The Madras High Court directed the assessee to work out the remedy so as to avail refund of ITC lying unutilized transitions by filing Trans-1. The Court expressed a view that the relevant provisions of the Central Excise Laws shall be considered to decide such matters, not the Goods and Services Tax Act, 2017.
The petitioner, MMD Heavy Machinery (India) Pvt. Ltd. had shut down its factory in Ambattur, Chennai in Tamil Nadu and shifted to Sri City, Andhra Pradesh during June 2016 much prior to implementation of GST. At that point in time, the petitioner had accumulated input tax credit under Cenvat Credit Rules, 2004 which had remained unutilized owing to the fact that the petitioner was predominantly engaged in the export of final products.
Therefore, the petitioner orally requested the jurisdictional Assistant Commissioner of Central Excise and the respondent to permit the transfer of accumulated input tax credit lying unutilized in its CENVAT Account to its new factory in Sri City, Andhra Pradesh in terms of Rule 10 of the CENVAT Credit Rules, 2004.
As per the petitioner, out of Rs.2,86,19,907/- a sum of Rs.2,77,10,052/- represented input tax credit lying unutilized on various inputs, and a sum of Rs.9,09,855/- represented the input tax credit availed on various input services utilized by the petitioner for export of the finished goods under bond under Rule 19 of the Central Excise Rules, 2002.
Mr.Joseph Prabakar, counsel for the petitioner submitted that the capital goods have been already transferred to its Sri City unit, Andhra Pradesh and therefore it is entitled to transfer of the unutilized input tax credit. However, the attempt of the petitioner to transfer the input tax credit lying unutilized through Form GST ITC-02 was not fruitful as the dropbox on the dashboard of the respondent screen states that the GST number entered should be that of a local unit located in Andhra Pradesh therefore the transfer of credit was not permissible.
Mr. Prabakar added that the transfer of input tax credit lying utilized in its unit in Chennai to another unit in Sri City, Andhra Pradesh cannot be curtailed as in the case of amalgamations contemplated in Section 18(3) of the Central GST Act, 2017 and Rule 41 CGST Rules 2017. both the provisions do not contemplate any restriction for transfer of credit from one unit to another unit of the same assessee and therefore disabling the petitioner from transferring the same by disabling the key in the GST registration number in form GST ITC-02 is arbitrary, unreasonable, and in violation of the provisions of the CGST Act, 2017.

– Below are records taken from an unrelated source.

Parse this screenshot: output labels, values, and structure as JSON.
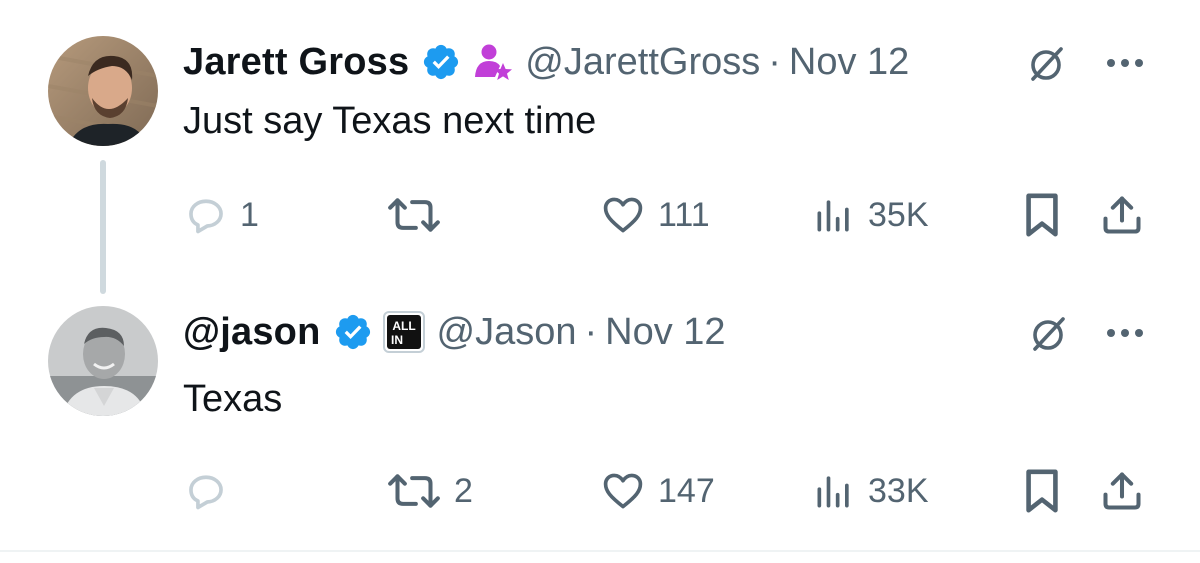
{
  "tweets": [
    {
      "author_name": "Jarett Gross",
      "handle": "@JarettGross",
      "separator": "·",
      "date": "Nov 12",
      "text": "Just say Texas next time",
      "replies": "1",
      "reposts": "",
      "likes": "111",
      "views": "35K",
      "avatar_icon": "user-avatar-photo",
      "affiliation_icon": "person-star-icon"
    },
    {
      "author_name": "@jason",
      "handle": "@Jason",
      "separator": "·",
      "date": "Nov 12",
      "text": "Texas",
      "replies": "",
      "reposts": "2",
      "likes": "147",
      "views": "33K",
      "avatar_icon": "user-avatar-photo",
      "affiliation_badge": "ALL IN"
    }
  ],
  "colors": {
    "verified": "#1d9bf0",
    "affiliation_purple": "#c13fd8",
    "icon_gray": "#536471",
    "thread_line": "#cfd9de"
  }
}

On the other hand, while defending the stand of the revenue Mr.A.P.Srinivas, the Senior Standing counsel for the respondent submitted that there is no question of transfer of the input tax credit under the new regime and/or under the old regime.
The single-judge bench of Justice C.Saravanan observed that the fate of such input tax credit lying unutilized is to be examined in the light of the provisions of the Central Excise Act, 1944, Central Excise Rules, 2002, CENVAT Credit Rules, 2004 and the relevant notifications. It is assumed that the petitioner had opted neither to pay excise duty to claim rebate under Rule 18 of the Central Excise Rules, 2002 as it stood then nor in the alternative claimed a refund under Rule 5 of the CENVAT Credit Rules, 2004. There is also no explanation forthcoming from the petitioner as to why the petitioner failed to opt for Rule 10(3) of the CENVAT Credit Rules, 2004.
“It is quite possible that the petitioner, while removing the capital goods, work in progress and inputs had not discharged its liability under Rule 3(5) of the CENVAT Credit Rules, 2004. It would require for detailed examination by the concerned jurisdictional officer. Therefore, refund of input tax credit lying unutilized which has been transitioned by filing with Trans-1 after the implementation of Central Goods and Services Tax Act, 2017 under Section 54 of the Central Goods and Services Tax Act, 2017 as in Section 54 of the Tamil Nadu Goods and Services Tax Act, 2017 cannot be considered,” the Court said.
Therefore, the court dismissed the writ petition with liberty to the petitioner to work out the remedy in accordance with law under the provisions of the Central Excise Act and the Rules made therein and thereafter approach the authorities under the GST enactments for refund.Subscribe Taxscan AdFree to view the Judgment